This is what newspapers across the United States are saying, including the Los Angeles Times, the Miami Herald, the Boston Globe, the New York Times, and others: Give Puerto Rico the ability to restructure their debt.
So why are people here failing to take up this mantle? People have been arguing for months about different ideas. Some of our colleagues want to increase the Medicaid reimbursement rate. Some of our colleagues want to have an EITC increase. Some of our colleagues want Puerto Rico to do away with their pensions before they go into a bankruptcy structure. Those are all political opinions by individuals that one could say are worth debate.
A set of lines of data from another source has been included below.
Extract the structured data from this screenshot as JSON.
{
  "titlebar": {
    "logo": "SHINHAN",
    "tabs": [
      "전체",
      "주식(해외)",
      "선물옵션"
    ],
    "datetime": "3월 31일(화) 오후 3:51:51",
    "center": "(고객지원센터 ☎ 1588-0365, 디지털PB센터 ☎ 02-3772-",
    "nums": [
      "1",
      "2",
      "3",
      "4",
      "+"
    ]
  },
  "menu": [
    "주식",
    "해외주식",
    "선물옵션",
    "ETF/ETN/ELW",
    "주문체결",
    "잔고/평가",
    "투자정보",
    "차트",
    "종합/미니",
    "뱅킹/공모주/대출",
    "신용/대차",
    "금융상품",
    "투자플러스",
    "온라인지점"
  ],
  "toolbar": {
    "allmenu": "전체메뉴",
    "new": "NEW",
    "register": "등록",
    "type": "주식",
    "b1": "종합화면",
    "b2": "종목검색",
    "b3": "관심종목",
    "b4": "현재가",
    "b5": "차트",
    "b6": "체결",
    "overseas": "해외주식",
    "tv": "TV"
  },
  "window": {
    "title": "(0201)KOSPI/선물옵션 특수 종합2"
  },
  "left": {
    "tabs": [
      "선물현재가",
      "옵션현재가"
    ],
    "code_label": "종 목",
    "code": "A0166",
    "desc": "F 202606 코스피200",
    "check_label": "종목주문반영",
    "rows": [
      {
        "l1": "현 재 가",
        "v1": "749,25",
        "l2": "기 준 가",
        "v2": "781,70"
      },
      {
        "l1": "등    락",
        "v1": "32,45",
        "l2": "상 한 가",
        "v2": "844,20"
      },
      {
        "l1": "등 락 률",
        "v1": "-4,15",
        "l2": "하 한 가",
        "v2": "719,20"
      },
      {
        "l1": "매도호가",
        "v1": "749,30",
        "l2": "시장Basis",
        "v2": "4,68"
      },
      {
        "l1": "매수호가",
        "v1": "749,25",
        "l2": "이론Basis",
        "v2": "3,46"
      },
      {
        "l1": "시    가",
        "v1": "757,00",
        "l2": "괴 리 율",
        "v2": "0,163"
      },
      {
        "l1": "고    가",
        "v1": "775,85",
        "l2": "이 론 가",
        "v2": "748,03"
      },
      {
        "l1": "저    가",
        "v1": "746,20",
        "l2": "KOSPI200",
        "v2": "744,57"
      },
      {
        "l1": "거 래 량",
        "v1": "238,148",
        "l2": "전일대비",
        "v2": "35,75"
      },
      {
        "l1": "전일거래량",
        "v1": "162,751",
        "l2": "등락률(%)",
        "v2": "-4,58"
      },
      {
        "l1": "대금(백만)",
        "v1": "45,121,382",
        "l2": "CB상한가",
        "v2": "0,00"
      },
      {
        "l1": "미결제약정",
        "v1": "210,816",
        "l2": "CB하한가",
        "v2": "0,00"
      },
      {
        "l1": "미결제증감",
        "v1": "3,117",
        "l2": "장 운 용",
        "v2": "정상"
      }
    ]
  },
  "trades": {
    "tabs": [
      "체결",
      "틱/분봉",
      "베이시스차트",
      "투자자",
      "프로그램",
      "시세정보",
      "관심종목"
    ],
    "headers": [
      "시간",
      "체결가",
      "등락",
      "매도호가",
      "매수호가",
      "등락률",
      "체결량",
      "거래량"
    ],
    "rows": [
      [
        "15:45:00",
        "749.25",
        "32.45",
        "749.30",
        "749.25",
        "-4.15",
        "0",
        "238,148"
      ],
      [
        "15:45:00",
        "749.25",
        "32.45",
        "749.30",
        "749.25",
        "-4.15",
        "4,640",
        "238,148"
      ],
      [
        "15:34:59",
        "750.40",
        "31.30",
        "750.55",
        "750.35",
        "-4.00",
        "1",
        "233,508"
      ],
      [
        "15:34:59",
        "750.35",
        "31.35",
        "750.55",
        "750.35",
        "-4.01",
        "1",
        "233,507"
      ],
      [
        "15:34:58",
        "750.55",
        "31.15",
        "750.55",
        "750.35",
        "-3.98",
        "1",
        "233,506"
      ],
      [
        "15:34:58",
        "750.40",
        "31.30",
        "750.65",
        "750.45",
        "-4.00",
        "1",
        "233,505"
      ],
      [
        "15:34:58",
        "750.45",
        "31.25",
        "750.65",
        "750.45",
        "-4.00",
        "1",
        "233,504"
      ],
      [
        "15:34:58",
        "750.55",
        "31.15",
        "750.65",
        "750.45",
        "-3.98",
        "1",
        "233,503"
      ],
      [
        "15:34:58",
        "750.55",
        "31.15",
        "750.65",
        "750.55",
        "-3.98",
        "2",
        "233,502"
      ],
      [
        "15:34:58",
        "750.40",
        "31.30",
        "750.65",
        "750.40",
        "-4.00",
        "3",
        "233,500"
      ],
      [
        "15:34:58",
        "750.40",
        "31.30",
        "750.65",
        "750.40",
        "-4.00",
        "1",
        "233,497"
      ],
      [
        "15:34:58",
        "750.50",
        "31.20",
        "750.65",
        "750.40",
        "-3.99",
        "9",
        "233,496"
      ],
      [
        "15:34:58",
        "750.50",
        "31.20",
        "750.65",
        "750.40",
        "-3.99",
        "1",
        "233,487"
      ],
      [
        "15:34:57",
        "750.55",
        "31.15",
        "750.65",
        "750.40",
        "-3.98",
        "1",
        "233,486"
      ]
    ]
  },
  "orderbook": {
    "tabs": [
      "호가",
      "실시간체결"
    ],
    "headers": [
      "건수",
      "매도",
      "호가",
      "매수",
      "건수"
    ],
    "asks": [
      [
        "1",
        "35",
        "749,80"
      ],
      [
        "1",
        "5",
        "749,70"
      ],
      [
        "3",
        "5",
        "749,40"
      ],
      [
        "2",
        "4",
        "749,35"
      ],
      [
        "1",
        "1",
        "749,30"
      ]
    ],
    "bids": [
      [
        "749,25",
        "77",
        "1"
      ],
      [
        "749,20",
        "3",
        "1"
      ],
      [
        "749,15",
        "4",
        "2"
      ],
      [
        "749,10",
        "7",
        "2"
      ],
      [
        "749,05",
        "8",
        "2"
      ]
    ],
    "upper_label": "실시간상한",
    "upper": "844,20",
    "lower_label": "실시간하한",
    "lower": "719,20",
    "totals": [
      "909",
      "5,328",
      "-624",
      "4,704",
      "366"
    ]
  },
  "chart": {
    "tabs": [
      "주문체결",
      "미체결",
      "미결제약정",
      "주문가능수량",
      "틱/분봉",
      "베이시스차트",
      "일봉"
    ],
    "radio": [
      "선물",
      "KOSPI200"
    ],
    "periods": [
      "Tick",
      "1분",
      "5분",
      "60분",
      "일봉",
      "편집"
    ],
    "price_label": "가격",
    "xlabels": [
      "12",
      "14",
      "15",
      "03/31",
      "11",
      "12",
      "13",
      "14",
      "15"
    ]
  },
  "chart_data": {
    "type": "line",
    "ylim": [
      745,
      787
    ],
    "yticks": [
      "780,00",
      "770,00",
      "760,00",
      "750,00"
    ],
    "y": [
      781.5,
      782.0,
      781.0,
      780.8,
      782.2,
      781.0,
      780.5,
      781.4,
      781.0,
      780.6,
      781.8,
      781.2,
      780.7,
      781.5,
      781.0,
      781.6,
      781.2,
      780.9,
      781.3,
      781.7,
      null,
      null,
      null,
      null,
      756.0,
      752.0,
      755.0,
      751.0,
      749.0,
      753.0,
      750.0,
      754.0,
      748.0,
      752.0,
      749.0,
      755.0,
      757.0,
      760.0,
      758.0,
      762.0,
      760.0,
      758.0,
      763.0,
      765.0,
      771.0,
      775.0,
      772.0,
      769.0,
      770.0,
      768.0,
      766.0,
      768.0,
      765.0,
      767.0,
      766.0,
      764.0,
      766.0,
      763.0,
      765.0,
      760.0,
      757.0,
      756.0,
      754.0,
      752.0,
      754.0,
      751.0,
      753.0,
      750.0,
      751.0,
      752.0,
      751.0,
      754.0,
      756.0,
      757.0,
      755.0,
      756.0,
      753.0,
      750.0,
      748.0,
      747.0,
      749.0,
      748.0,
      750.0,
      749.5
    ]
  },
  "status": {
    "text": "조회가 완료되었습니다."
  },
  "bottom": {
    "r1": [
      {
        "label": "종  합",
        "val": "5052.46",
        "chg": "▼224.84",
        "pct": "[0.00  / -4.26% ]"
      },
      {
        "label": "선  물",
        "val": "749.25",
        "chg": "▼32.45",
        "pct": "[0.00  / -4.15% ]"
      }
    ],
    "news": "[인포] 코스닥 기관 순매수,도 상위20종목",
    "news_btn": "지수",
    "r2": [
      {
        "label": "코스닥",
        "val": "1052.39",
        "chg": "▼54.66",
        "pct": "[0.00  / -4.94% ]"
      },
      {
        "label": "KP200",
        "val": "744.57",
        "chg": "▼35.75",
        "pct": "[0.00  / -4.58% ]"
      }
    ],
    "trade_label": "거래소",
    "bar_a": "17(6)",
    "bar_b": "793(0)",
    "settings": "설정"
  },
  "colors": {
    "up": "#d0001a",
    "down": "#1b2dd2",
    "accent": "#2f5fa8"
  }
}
Now we are at the point of default. Just as we need to make decisions before January 1, our colleagues are now trying to say that we can continue to discuss this issue. We don't have time to continue to discuss this issue. We have next week, and, as a member of the Energy and Natural Resources Committee that oversees territories, I feel it is our responsibility to propose a policy and get it in place so that we can find some resolution of this issue.
I think this two-part fix about making sure there is the ability to restructure and a council to oversee it in coordination with Treasury is the best we can do at this point in time to save the U.S. Government from further costs and to give relief to Puerto Rico.
The notion that people here in the U.S. House of Representatives or the U.S. Senate are trying to protect hedge funds so that they can maximize their return is despicable. It is despicable. The notion that somebody is trying to protect these fundamental questions that need to be decided in a formal process of bankruptcy or reform, as we are calling it within the territory, is the fair and even process that should take place without prejudice.
We are going to, as a body, have a very robust discussion, I guarantee my colleagues, for years and years and years to come about what the United States is going to do about the territory of Puerto Rico. Let's at least give [[Page S8594]] ourselves the luxury of having that discussion when the territory is not in default. Let's come together and pass some legislation for them to restructure their debt. Let a professional organization take the politics out of this and make the best financial decisions that can be made now to save the U.S. taxpayer from further expense.
I thank the Chair, and I yield the floor.
The PRESIDING OFFICER. The Senator from Nebraska.